The following article was originally published in James Madison College's (month's away from becoming a university) publication The Breeze on Friday, February 11, 1977, SideShow Arts, People section. Some of the song titles appear here in the inaccurate form in which they occurred in the original article. There are other inaccuracies, but the article does bring out the type of exaltation that typically followed the band's concerts at that time.

'Happy' concert is 'one of year's best'

By Tom Callagy

The clean and refreshing music of Happy the Man, brilliantly performed before a large hometown audience in Wilson Hall Sunday night, fulfilled the clams that the group would be one of the best musical events of this year.

Gliding on the confidence of a soon to be released album, Happy delivered 10 delicious works to a pleased and receptive crowd of faithful followers and curious newcomers.

The concert, at times crowded by an insensitive WMAL cameraman ,started with a relaxing set of acoustic music by Steve Durham.

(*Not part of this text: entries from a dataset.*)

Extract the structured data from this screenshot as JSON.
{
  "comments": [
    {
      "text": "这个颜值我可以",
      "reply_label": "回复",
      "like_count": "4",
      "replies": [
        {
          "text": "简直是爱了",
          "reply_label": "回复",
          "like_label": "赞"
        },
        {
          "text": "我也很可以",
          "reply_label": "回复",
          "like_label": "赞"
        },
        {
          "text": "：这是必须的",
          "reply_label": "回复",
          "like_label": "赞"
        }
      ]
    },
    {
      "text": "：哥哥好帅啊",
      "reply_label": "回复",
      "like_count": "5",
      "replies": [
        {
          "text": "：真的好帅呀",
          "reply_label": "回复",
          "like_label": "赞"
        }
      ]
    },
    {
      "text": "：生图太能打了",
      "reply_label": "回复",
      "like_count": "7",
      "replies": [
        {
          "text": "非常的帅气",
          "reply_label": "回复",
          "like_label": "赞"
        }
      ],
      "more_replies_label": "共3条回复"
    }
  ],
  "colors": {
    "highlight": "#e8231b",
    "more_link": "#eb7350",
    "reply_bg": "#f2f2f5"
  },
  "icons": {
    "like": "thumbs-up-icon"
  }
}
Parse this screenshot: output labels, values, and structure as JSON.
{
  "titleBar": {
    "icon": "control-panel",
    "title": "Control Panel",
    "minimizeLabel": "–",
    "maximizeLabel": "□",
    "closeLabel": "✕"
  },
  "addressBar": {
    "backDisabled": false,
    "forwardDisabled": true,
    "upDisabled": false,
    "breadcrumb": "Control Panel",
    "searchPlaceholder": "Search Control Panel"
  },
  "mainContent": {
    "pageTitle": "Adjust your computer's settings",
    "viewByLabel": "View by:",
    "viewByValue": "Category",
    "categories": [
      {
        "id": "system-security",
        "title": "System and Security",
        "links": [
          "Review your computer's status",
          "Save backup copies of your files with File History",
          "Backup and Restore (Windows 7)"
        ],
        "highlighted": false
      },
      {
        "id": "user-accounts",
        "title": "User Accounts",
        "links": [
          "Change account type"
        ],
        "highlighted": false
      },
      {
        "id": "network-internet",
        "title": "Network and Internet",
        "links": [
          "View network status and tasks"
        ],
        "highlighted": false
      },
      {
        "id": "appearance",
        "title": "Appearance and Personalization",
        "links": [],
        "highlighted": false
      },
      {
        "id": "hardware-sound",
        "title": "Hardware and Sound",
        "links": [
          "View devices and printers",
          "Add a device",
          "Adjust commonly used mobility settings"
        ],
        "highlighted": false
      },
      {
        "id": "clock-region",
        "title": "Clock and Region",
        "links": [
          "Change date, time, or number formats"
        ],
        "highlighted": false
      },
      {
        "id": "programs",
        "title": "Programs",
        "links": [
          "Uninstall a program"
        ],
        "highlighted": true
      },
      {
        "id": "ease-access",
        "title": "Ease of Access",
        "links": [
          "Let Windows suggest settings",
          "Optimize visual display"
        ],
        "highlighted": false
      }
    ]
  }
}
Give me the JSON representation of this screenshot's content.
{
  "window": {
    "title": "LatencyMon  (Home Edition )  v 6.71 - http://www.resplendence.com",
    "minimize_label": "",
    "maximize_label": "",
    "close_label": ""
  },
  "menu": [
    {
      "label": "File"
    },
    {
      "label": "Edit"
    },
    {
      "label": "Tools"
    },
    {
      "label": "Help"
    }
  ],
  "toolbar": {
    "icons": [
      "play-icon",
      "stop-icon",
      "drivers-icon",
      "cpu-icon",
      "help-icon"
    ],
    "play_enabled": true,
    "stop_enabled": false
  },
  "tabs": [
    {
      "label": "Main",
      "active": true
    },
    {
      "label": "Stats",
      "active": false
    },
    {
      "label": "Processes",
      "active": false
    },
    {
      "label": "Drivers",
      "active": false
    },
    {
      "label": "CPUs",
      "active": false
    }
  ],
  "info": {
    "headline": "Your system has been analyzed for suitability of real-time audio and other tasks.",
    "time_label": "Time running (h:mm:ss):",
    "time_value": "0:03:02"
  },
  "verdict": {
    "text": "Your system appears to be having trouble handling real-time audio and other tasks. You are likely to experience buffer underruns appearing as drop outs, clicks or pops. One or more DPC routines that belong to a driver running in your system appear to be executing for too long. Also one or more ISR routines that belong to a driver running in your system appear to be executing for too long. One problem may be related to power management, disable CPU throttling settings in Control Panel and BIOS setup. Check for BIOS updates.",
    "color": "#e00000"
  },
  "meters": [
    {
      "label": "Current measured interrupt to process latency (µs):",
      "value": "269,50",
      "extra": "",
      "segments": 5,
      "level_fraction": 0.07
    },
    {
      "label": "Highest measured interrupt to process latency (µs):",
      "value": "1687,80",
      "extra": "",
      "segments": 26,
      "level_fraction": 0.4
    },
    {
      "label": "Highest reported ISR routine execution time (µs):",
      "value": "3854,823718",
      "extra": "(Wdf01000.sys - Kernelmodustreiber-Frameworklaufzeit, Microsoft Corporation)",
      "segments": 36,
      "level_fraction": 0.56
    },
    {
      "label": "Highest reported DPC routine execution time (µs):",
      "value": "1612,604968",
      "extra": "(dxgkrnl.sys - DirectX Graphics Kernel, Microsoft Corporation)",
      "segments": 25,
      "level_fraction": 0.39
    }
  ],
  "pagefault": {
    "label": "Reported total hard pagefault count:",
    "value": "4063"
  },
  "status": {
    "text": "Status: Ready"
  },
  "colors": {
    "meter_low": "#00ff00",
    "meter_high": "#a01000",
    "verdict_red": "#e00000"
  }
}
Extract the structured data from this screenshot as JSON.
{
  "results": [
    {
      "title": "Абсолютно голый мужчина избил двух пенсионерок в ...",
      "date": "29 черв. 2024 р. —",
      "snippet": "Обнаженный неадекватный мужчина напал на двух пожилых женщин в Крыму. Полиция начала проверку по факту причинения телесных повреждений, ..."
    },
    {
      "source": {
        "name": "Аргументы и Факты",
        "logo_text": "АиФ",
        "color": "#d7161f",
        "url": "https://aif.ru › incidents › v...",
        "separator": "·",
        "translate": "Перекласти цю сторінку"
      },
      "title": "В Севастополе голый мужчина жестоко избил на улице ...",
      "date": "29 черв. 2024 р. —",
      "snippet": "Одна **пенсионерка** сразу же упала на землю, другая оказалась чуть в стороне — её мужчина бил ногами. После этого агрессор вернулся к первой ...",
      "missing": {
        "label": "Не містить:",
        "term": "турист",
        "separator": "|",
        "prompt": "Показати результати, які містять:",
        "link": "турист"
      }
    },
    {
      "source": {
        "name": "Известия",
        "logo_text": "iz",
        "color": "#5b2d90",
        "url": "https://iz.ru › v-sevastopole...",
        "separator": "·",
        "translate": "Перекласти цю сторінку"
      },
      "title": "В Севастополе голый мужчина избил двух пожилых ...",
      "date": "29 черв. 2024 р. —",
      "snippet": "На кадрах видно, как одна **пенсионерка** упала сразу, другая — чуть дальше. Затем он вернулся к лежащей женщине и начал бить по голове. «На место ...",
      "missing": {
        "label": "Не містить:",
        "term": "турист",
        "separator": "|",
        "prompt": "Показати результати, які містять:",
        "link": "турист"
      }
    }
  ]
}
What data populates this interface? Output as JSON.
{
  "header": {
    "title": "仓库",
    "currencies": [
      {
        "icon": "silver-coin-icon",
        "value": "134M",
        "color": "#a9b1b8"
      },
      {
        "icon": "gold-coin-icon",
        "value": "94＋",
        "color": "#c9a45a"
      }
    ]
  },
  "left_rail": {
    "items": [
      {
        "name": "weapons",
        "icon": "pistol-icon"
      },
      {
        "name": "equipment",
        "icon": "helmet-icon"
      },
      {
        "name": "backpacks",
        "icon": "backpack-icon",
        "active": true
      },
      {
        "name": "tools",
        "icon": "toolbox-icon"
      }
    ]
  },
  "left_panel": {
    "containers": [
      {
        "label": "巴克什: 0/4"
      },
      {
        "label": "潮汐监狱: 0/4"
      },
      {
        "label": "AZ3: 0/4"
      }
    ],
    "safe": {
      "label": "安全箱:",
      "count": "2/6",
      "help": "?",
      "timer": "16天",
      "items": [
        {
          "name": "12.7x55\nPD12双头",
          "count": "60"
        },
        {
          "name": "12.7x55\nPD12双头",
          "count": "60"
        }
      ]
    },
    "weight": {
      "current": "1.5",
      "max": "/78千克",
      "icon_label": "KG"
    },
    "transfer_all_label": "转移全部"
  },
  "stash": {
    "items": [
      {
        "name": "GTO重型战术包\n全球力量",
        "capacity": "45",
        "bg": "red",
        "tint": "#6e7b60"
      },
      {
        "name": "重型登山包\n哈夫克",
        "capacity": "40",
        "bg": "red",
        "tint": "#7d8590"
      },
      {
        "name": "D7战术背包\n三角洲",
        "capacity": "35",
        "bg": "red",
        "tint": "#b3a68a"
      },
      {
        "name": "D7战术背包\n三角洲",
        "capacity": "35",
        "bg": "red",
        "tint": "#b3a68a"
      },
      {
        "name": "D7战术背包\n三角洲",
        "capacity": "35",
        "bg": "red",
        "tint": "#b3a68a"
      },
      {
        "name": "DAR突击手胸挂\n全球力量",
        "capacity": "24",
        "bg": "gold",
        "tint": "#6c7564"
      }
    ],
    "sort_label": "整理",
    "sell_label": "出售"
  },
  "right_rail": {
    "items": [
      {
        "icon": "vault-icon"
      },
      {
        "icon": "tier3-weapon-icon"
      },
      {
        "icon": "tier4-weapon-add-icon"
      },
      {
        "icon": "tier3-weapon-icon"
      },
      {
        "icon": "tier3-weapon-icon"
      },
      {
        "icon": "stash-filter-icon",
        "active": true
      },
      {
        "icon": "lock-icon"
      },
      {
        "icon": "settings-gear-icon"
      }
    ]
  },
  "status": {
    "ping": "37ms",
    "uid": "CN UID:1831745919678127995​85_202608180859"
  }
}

The four songs played by Durham, three of which were his own compositions, settled the already anxious crowd into the peaceful and pleasant mood of the evening.

After an unnecessary barker-like introduction from and unintroduced WMAL technician, Happy opened their set with one of their older instrumentals, "Leave that Kitten Alone Armone."

The music, complemented by showers of light, moved the listener through the flowing melodies administered by keyboardists Kit Watkins and Frank Wyatt, guitarist Stanley Whitaker, and punctuated by bass player Rick Kennel and drummer Mike Beck, moving amidst a jungle of percussion.

Next come the rising and falling structure called "Starborne" followed by the uplifting "Stumpy Meets the Firecracker in the Stencil Forest." A collaboration of Watkins synthesizer work and Whitaker's needle-like fingers on guitar exploded into solos that left the listener breathless. As Whitaker put it, "This is one of our rockers."

Vocals were used on two songs. Whitaker's solo voice was heard on "Time is a Helix of Precious Laughs," and again with Frank Wyatt's harmonies on "Upon the Rainbow." The words were mostly incomprehendable. The use of the voice is relatively new for the group but it was effective during "Upon the Rainbow" where the last note of a vocal line went right into a flute solo by Wyatt. [actually it was a saxophone solo by Frank, but then you probably knew that]

One of the higher points was a dazzling composition entitled "Knee-bitten Nymphs in Limbo," which will be released as a 45 for A.M. and F.M. radio. This up-tempo number features racing guitar and keyboard runs by Whitaker and Watkins respectively, dealing out smiles as a response to their outstanding musical abilities.

Beck opened "Mr. Mirror" swinging an instrument looking much like a vacuum cleaner hose, emitting a soft whirling sound. He danced effortlessly from bells to timpani to wind chimes, tickling pieces of glass and metal hanging from scaffolding and then settled behind his drum kit embellishing the core of the song.

A well-deserved standing ovation brought the group back to do a section of a song renamed "Open Book Without Words." Completing the program with this exuberant encore best exemplified the style that crated the name Happy the Man, and it, of course, delighted the audience.

The concert was the beginning of a tour that will take the group to the colleges and arenas in North Carolina, Virginia, Maryland, Pennsylvania and New York, playing along side other such musical great[s] as Larry Coryell and Genesis.

The moods of Happy the Man are expressed through music that some have said would never make it because of it's lack of commercial material. The members conveyed the fact that they were afraid success would wear the fine edges from their ideas.

They proved Sunday night, to the rarely satisfied Harrisonburg audience that Happy's music is irresistible.